Number Pul-leeze

by Curt Kovener

(This is an encore column from the Curt Comments archives.)
For some this may be a walk down memory lane, for others it could be considered a local history lesson. For the youngest of our readers this could be a “You’ve got to be kidding” column.
Back before cell phones, back before 411, 911, online whitepages, Google, and the old school plethora of thick multi-county telephone directories; back when a Crothersville phone number wasn’t 793- but SWift 3, the phone book was quite small and covered only one county.
It didn’t need to be big, there was only one phone line per family, that is, if your family had a phone.
In a box of unsold stuff at a recent local auction, I uncovered a 1960 Indiana Telephone Corporation phone book for Jackson County.
This 6-inch by 9 inch local bit of history has about 70 pages of listings and about an equal number of Yellow Pages of business listings and ads. However, the white and yellow pages have faded to about the same hue with the passage of time.
In it, I find dealers for DeSotos, Edsels, Ramblers and Hoosier made Studebakers. (For you youngsters, those were automobile brands.)
Ladies in Crothersville could have their hair properly coiffured at LaBelle Femme Beauty Salon or Style Mode Beauty Shop.
A phone listing for The Peoples Bank cannot be found. In 1960 it was known as the Brownstown Loan & Trust Co. Since 1960, many banks have changed names or merged.
Today’s families might be amused (or aghast) to know that even though there are dozens of pizza alternatives, in 1960 all of Jackson County had just a single pizza place.
It is interesting to see the ads for towing and hauling featuring the pictures of 1950-ish trucks.
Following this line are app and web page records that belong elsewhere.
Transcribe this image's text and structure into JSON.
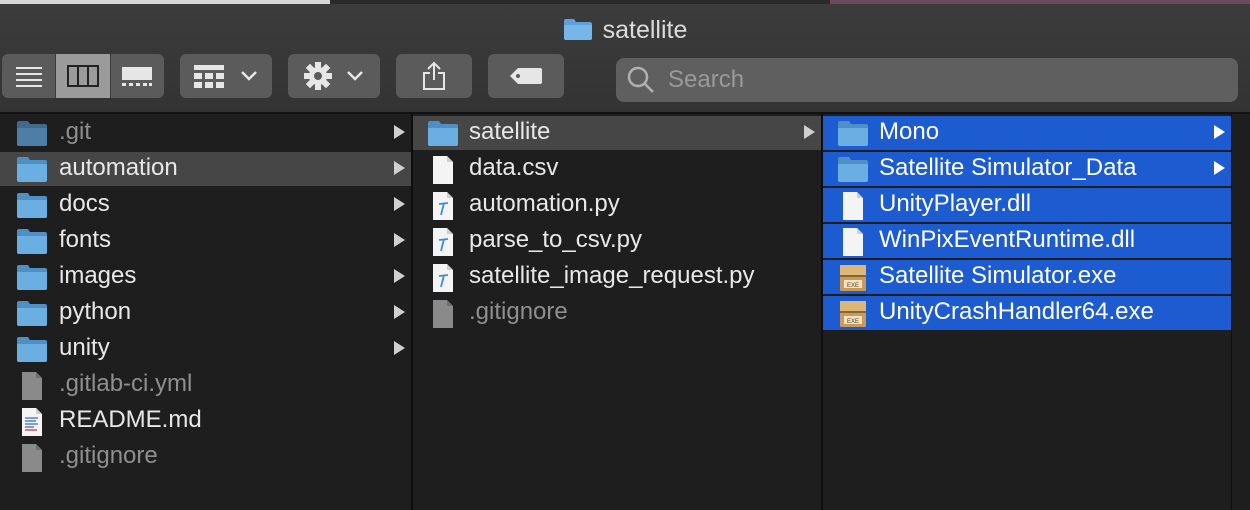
{
  "window": {
    "title": "satellite"
  },
  "toolbar": {
    "view_modes": [
      "list-view-icon",
      "column-view-icon",
      "gallery-view-icon"
    ],
    "active_view": "column",
    "search_placeholder": "Search"
  },
  "columns": [
    {
      "items": [
        {
          "label": ".git",
          "kind": "folder",
          "dim": true,
          "arrow": true
        },
        {
          "label": "automation",
          "kind": "folder",
          "arrow": true,
          "selected": "grey"
        },
        {
          "label": "docs",
          "kind": "folder",
          "arrow": true
        },
        {
          "label": "fonts",
          "kind": "folder",
          "arrow": true
        },
        {
          "label": "images",
          "kind": "folder",
          "arrow": true
        },
        {
          "label": "python",
          "kind": "folder",
          "arrow": true
        },
        {
          "label": "unity",
          "kind": "folder",
          "arrow": true
        },
        {
          "label": ".gitlab-ci.yml",
          "kind": "doc-grey",
          "dim": true
        },
        {
          "label": "README.md",
          "kind": "doc-text"
        },
        {
          "label": ".gitignore",
          "kind": "doc-grey",
          "dim": true
        }
      ]
    },
    {
      "items": [
        {
          "label": "satellite",
          "kind": "folder",
          "arrow": true,
          "selected": "grey"
        },
        {
          "label": "data.csv",
          "kind": "doc-white"
        },
        {
          "label": "automation.py",
          "kind": "doc-python"
        },
        {
          "label": "parse_to_csv.py",
          "kind": "doc-python"
        },
        {
          "label": "satellite_image_request.py",
          "kind": "doc-python"
        },
        {
          "label": ".gitignore",
          "kind": "doc-grey",
          "dim": true
        }
      ]
    },
    {
      "items": [
        {
          "label": "Mono",
          "kind": "folder",
          "arrow": true,
          "selected": "blue"
        },
        {
          "label": "Satellite Simulator_Data",
          "kind": "folder",
          "arrow": true,
          "selected": "blue"
        },
        {
          "label": "UnityPlayer.dll",
          "kind": "doc-white",
          "selected": "blue"
        },
        {
          "label": "WinPixEventRuntime.dll",
          "kind": "doc-white",
          "selected": "blue"
        },
        {
          "label": "Satellite Simulator.exe",
          "kind": "exe",
          "selected": "blue"
        },
        {
          "label": "UnityCrashHandler64.exe",
          "kind": "exe",
          "selected": "blue"
        }
      ]
    }
  ]
}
And gas stations touted their “fast, friendly service” where they came out to your vehicle, pumped your gas, checked your oil and cleaned your windshield and you paid around 39¢ a gallon.
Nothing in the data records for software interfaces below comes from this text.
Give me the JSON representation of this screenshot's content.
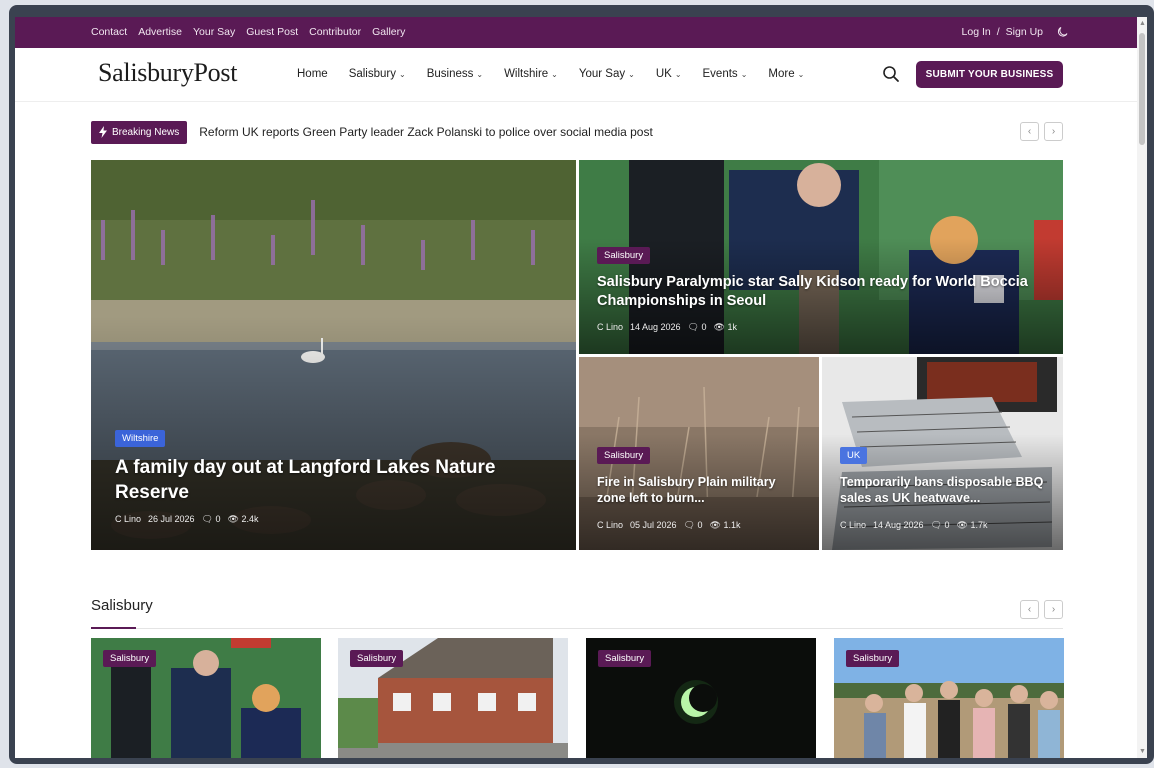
{
  "topbar": {
    "links": [
      "Contact",
      "Advertise",
      "Your Say",
      "Guest Post",
      "Contributor",
      "Gallery"
    ],
    "login": "Log In",
    "sep": "/",
    "signup": "Sign Up"
  },
  "header": {
    "logo": "SalisburyPost",
    "nav": [
      "Home",
      "Salisbury",
      "Business",
      "Wiltshire",
      "Your Say",
      "UK",
      "Events",
      "More"
    ],
    "chevron": "⌄",
    "submit": "SUBMIT YOUR BUSINESS"
  },
  "breaking": {
    "label": "Breaking News",
    "headline": "Reform UK reports Green Party leader Zack Polanski to police over social media post",
    "prev": "‹",
    "next": "›"
  },
  "featured": [
    {
      "tag": "Wiltshire",
      "title": "A family day out at Langford Lakes Nature Reserve",
      "author": "C Lino",
      "date": "26 Jul 2026",
      "comments": "0",
      "views": "2.4k"
    },
    {
      "tag": "Salisbury",
      "title": "Salisbury Paralympic star Sally Kidson ready for World Boccia Championships in Seoul",
      "author": "C Lino",
      "date": "14 Aug 2026",
      "comments": "0",
      "views": "1k"
    },
    {
      "tag": "Salisbury",
      "title": "Fire in Salisbury Plain military zone left to burn...",
      "author": "C Lino",
      "date": "05 Jul 2026",
      "comments": "0",
      "views": "1.1k"
    },
    {
      "tag": "UK",
      "title": "Temporarily bans disposable BBQ sales as UK heatwave...",
      "author": "C Lino",
      "date": "14 Aug 2026",
      "comments": "0",
      "views": "1.7k"
    }
  ],
  "section": {
    "title": "Salisbury",
    "cards": [
      {
        "tag": "Salisbury"
      },
      {
        "tag": "Salisbury"
      },
      {
        "tag": "Salisbury"
      },
      {
        "tag": "Salisbury"
      }
    ]
  },
  "colors": {
    "brand": "#5a1a55",
    "tag_blue": "#3b64d9"
  }
}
In 1960 there were about a dozen places to have your TV repaired. Today, they are disposable. If it breaks it will cost more to fix it than to buy a new one…if you can find any electronics repair shop.
The residential phone listings were separated by community exchange. Back when this directory was new you could call all of the people in Crothersville you wanted for a local no-charge call. But to call another community would result in a long distance toll charge. Imagine calling someone in Uniontown (on the Seymour exchange) by dialing “0” because it was a long distance call.
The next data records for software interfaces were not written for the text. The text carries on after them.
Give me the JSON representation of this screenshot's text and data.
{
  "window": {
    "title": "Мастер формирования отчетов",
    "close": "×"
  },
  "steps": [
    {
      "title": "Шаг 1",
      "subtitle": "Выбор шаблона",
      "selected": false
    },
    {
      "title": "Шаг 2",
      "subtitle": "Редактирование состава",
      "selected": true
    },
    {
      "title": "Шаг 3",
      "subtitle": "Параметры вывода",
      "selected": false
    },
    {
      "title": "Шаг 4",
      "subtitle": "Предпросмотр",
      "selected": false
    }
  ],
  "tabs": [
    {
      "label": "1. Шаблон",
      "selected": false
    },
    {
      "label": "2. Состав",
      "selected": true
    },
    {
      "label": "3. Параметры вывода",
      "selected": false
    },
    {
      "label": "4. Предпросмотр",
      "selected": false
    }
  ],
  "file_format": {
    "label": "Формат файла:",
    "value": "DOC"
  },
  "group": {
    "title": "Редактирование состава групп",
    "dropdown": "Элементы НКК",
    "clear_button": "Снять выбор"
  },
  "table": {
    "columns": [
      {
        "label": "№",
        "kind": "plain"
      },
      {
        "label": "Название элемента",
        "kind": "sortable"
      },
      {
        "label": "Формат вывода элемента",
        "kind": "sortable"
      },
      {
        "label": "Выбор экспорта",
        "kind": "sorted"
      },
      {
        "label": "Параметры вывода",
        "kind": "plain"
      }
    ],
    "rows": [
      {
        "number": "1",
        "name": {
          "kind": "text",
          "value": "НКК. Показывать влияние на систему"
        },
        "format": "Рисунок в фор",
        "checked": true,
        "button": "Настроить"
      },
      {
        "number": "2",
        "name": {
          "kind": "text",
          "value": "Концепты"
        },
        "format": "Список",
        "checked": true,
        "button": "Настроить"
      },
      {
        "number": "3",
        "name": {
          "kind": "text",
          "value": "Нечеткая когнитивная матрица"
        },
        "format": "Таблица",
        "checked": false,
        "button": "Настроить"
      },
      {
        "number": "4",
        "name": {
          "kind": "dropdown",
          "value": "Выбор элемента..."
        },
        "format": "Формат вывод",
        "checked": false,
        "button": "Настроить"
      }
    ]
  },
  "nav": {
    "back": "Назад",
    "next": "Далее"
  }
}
Then after dialing “0” and waiting your turn, the operator would ask “Number please?” and after giving the number you wanted to reach you would be asked for your number. (That’s how you got the long distance charge on your phone bill.) Eventually, you got connected to your intended caller unless they were on a party line. More on this in a moment.
And long distant calls were not cheap by today’s standards. According to the phone book in 1960 it cost ‘only’ $1.40 for three minutes to talk to someone in New York City from Crothersville. Most contemporary long distant calling plans have that per minute fee beat. (2019 aside: and who would sit still for any long distance charges today?)
Many Crothersville and rural Jackson County phone customers were on a “party line” which grouped several homes together forcing everyone to share line usage. Woe to the teenager who talked too long. Party lines were also sources of community information…sometimes much of which the two callers preferred not to be aired publicly.
And in 1960 you didn’t carry your phone around in your pocket, purse or belt clip. There were no push buttons, touch screens, portable or stylish phones. There were two models: it set on a desk or it hung on the wall, And they came in one stylish color: black. And you could roam about the house in 1960 as you liked as long as you didn’t exceed the three-foot length of cord connecting the phone to the receiver.